And so came the randomized control trial to separate doctors from homeopaths. Random assignment seeks to achieve balance between two groups for everything but the treating variable to isolate the effect of the treatment. But does randomization really guarantee a balance between groups? At least the known confounders may be measured in the two groups, but what about unknown confounders?
Though the exact cost of Modicare, the government’s extension of health insurance for poor people, estimated at one lakh crore (a trillion U.S. dollars), is open for debate, what is not disputable is that the cost of insuring India’s poor won’t fall with time. A sure way of accelerating healthcare inflation, that is speeding the rate of increase of healthcare costs, is by subsidizing or paying for health insurance. Insurance is like Newton’s Second Law of Motion – the velocity keeps increasing as long as the force is applied.
Healthcare is a peculiar industry. Cars get cheaper but medical care doesn’t. The Maruti eventually became cheaper than the Ambassador, and more aesthetically pleasing than its Neanderthalic predecessor. Medical care doesn’t get cheaper because a life saved from cancer is a life waiting to be killed by another disease, which needs treating, too. Survivors of cancer get heart attacks and survivors of heart attacks get cancer, and survivors of both get dementia.
It’s like a restaurant where you can’t just pay for lunch – if you pay for lunch you have to pay for breakfast and dinner and may be a few samosas in between the meals. But unlike eating, consumption of medical care is not guarded by satiety. The insatiable medical sciences keep delivering even more expensive ways death can marginally be deferred.
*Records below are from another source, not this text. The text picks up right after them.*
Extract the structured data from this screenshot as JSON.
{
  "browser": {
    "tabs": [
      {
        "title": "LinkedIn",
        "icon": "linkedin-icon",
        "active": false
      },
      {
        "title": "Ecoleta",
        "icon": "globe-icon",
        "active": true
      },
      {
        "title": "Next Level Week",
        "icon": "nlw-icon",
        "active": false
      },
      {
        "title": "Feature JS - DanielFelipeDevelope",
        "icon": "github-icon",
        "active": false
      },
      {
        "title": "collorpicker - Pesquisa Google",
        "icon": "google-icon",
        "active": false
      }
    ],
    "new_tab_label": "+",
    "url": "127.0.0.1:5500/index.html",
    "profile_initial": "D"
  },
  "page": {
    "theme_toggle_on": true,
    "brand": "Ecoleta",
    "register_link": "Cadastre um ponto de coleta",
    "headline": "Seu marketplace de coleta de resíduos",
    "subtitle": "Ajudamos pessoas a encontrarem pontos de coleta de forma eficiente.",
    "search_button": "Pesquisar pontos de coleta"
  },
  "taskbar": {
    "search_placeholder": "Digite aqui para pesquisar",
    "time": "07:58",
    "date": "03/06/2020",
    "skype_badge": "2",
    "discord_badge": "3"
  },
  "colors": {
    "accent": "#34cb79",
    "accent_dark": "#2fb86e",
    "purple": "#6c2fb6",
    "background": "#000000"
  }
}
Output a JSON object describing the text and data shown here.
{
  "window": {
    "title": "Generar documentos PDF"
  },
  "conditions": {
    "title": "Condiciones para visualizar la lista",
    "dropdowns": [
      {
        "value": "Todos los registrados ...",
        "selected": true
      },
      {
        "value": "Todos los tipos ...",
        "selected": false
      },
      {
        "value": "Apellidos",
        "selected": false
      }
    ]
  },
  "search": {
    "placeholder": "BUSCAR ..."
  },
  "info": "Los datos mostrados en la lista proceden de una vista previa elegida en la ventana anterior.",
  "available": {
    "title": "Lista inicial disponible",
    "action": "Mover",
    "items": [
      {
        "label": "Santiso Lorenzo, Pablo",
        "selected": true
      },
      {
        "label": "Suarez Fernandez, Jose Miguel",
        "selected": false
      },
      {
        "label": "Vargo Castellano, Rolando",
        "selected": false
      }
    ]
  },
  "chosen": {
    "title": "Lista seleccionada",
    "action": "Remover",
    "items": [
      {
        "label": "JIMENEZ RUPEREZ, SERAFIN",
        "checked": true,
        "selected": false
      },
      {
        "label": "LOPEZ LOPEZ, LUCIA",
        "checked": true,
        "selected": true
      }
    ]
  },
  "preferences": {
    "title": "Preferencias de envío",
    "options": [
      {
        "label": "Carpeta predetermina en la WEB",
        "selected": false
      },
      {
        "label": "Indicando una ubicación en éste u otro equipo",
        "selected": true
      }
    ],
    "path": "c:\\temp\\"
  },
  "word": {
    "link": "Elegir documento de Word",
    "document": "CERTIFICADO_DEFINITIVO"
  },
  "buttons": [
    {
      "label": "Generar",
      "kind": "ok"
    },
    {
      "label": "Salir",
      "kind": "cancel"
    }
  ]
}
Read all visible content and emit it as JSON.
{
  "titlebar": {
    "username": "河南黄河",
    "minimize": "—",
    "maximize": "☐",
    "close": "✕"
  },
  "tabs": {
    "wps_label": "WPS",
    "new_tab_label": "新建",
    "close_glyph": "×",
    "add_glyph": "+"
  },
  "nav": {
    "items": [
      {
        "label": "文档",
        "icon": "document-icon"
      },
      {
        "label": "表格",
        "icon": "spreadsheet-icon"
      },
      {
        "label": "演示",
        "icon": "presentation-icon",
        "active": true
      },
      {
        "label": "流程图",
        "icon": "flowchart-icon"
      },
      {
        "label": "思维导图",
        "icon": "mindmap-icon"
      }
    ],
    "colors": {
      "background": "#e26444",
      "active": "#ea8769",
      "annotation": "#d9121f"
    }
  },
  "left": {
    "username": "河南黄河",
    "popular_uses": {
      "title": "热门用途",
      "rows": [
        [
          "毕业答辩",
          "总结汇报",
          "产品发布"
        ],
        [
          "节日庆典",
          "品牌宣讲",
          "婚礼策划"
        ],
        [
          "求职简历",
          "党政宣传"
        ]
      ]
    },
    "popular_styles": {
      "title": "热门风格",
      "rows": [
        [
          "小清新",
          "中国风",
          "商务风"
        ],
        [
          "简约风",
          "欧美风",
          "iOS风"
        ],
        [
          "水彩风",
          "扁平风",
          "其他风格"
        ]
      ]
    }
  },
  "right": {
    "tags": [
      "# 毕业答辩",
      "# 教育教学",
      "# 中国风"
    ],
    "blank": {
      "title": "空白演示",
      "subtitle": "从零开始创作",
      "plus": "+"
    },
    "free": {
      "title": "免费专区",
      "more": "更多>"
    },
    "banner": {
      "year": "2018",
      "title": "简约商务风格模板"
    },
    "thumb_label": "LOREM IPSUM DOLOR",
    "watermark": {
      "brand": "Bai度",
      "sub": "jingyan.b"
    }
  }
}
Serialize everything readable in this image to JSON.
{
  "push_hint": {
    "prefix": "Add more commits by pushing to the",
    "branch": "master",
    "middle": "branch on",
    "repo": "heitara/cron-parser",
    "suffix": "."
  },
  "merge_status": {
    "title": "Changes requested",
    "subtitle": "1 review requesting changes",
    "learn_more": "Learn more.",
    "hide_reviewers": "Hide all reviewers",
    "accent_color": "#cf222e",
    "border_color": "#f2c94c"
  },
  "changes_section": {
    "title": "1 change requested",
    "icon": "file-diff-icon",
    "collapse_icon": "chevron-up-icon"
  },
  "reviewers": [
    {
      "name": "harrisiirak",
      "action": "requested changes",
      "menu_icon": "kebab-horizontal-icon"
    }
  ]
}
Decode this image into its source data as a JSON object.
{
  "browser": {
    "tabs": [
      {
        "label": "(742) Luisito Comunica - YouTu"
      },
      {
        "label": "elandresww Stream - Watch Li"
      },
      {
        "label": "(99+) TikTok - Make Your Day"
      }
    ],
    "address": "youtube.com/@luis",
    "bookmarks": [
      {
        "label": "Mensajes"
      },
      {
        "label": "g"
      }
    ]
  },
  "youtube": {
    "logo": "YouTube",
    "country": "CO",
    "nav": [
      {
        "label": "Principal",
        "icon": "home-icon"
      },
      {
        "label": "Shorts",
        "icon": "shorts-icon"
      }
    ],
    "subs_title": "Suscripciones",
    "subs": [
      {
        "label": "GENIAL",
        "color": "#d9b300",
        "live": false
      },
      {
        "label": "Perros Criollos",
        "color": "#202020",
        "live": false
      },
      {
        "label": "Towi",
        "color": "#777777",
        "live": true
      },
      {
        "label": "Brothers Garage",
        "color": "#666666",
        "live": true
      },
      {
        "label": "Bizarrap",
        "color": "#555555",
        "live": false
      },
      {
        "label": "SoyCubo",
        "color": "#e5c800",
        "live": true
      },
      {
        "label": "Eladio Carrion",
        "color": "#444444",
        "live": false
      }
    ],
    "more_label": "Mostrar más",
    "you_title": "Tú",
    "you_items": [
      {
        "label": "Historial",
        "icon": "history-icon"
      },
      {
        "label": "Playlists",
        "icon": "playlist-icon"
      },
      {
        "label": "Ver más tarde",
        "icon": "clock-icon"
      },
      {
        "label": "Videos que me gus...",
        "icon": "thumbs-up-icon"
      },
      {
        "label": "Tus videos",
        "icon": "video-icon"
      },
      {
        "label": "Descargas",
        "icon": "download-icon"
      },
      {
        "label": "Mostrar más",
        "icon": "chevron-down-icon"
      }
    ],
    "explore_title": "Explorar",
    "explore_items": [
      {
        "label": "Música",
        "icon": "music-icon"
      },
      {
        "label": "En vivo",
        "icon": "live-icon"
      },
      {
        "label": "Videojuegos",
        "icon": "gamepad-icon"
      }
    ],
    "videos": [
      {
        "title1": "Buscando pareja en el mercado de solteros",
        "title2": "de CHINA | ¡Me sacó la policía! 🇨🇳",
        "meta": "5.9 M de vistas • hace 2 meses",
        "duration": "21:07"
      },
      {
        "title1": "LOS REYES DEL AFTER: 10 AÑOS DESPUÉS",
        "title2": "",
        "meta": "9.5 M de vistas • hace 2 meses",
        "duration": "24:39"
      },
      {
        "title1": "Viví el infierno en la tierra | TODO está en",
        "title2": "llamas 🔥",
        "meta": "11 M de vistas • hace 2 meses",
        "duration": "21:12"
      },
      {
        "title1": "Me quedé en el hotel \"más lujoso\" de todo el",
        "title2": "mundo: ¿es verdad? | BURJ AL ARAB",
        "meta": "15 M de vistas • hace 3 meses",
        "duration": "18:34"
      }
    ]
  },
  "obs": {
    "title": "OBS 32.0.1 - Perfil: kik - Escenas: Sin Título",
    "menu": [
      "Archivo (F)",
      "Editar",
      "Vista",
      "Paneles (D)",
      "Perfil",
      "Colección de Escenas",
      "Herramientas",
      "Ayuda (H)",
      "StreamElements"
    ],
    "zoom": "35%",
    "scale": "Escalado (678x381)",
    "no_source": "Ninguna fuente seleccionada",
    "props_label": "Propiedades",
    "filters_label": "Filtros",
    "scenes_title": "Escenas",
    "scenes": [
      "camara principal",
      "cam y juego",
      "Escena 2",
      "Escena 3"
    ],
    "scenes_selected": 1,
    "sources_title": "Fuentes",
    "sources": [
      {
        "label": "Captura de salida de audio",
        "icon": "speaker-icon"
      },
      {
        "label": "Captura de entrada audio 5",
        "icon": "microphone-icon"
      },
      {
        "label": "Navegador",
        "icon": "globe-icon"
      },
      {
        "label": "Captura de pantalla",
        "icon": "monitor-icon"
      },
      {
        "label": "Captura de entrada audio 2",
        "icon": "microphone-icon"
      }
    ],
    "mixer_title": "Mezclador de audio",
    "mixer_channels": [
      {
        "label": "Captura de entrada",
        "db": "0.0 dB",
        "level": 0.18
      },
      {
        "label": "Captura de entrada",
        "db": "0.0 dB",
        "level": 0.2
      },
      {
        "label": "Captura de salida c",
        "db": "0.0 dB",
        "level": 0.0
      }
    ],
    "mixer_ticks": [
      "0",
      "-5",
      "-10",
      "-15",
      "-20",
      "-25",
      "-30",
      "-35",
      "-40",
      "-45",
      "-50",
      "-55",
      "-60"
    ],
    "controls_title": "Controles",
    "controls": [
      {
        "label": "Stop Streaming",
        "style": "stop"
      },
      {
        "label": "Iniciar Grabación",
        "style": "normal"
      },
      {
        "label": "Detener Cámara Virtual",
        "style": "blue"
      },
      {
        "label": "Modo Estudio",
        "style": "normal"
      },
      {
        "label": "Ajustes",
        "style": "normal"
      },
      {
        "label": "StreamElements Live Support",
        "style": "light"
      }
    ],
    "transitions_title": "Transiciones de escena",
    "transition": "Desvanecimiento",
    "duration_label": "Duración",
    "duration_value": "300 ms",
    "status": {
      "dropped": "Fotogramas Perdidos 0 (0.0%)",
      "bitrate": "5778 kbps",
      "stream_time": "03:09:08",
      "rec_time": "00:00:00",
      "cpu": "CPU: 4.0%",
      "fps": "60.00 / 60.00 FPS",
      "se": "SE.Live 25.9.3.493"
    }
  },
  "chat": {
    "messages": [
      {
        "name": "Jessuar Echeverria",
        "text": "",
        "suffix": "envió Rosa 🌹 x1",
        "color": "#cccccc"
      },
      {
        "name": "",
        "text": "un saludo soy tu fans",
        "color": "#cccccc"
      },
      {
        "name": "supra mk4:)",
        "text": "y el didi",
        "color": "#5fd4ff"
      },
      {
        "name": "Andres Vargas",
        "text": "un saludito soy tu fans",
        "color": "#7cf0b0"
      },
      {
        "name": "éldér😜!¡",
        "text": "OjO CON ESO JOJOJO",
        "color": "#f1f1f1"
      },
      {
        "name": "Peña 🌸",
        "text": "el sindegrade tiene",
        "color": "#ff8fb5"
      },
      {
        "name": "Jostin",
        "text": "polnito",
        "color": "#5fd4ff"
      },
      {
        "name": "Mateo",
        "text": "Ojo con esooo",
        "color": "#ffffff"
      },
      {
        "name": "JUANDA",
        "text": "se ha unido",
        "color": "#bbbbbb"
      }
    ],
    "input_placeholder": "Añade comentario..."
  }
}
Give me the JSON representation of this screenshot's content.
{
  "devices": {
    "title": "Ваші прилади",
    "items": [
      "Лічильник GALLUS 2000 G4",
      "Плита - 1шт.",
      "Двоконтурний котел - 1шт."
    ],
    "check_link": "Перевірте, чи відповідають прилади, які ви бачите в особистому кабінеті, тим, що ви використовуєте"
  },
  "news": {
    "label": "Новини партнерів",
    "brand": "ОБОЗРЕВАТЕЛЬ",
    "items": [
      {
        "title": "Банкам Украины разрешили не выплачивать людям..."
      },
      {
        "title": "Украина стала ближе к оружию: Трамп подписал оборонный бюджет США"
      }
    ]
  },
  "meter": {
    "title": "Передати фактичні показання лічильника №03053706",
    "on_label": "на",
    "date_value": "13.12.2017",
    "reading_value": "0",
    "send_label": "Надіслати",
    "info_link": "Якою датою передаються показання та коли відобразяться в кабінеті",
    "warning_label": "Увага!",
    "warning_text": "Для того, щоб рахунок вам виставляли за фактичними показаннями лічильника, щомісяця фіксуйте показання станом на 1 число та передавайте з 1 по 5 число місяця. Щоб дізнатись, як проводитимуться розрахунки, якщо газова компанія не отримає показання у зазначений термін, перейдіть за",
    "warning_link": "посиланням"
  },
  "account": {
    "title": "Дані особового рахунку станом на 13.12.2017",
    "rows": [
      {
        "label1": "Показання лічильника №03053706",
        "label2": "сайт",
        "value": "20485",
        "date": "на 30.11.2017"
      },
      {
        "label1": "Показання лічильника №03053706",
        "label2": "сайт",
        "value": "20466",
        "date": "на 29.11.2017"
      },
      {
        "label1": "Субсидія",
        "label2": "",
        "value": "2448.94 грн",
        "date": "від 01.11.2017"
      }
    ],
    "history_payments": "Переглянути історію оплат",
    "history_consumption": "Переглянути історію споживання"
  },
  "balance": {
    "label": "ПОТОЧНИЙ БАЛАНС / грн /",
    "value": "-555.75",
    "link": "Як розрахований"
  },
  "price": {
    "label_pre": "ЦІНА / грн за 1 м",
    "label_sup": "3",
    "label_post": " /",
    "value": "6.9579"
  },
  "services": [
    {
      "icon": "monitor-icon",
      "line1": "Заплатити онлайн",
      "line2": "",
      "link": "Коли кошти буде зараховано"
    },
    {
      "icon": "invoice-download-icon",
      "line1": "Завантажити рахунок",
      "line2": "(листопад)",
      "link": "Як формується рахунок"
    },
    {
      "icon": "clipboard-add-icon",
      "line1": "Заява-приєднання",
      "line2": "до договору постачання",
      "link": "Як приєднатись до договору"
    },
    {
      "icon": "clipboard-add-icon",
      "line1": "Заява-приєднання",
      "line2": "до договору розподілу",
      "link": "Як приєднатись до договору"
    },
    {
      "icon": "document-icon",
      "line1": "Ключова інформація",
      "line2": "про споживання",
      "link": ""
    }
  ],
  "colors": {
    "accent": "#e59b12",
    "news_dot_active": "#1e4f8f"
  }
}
For example, the once dreaded stroke which leads to paralysis is now treatable. However, the treatment is not cheap and comprises clot busters, dangerous drugs with fatal side effects. Further, to treat stroke you need rapid diagnosis by modern imaging – that is you need CAT scans and radiologists. If penicillin for pneumonia is like eating at a roadside dhaba, treatment for acute stroke is fine dining at the Taj.
Amid fresh political rancor and legal machinations in the ongoing war over the Affordable Care Act (ACA), there’s a bright spot: Medicaid. At least for now.
This matters. True to predictions made by Obama and supporters when the ACA became law (2010), it has taken years and a lot of blood, sweat and tears to get to this moment.
As a reminder, the U.S. Supreme Court in 2012 ruled that states could opt out of the ACA’s Medicaid expansion—leaving each state’s decision to participate in the hands of governors and state lawmakers.
On June 7, after a 4-year pitched political battle, Virginia became the 33rd state (plus DC) to expand Medicaid under the ACA. The Virginia expansion is projected to encompass 400,000 low-income Virginians.
The state swung in favor of expansion after Democrats gained the governorship and more seats in the legislature in 2016. But, importantly, key moderate Republicans relented.
Four other non-expansion states could join Virginia over the next year or two. They are Maine, Idaho, Utah, and Nebraska.Continue reading…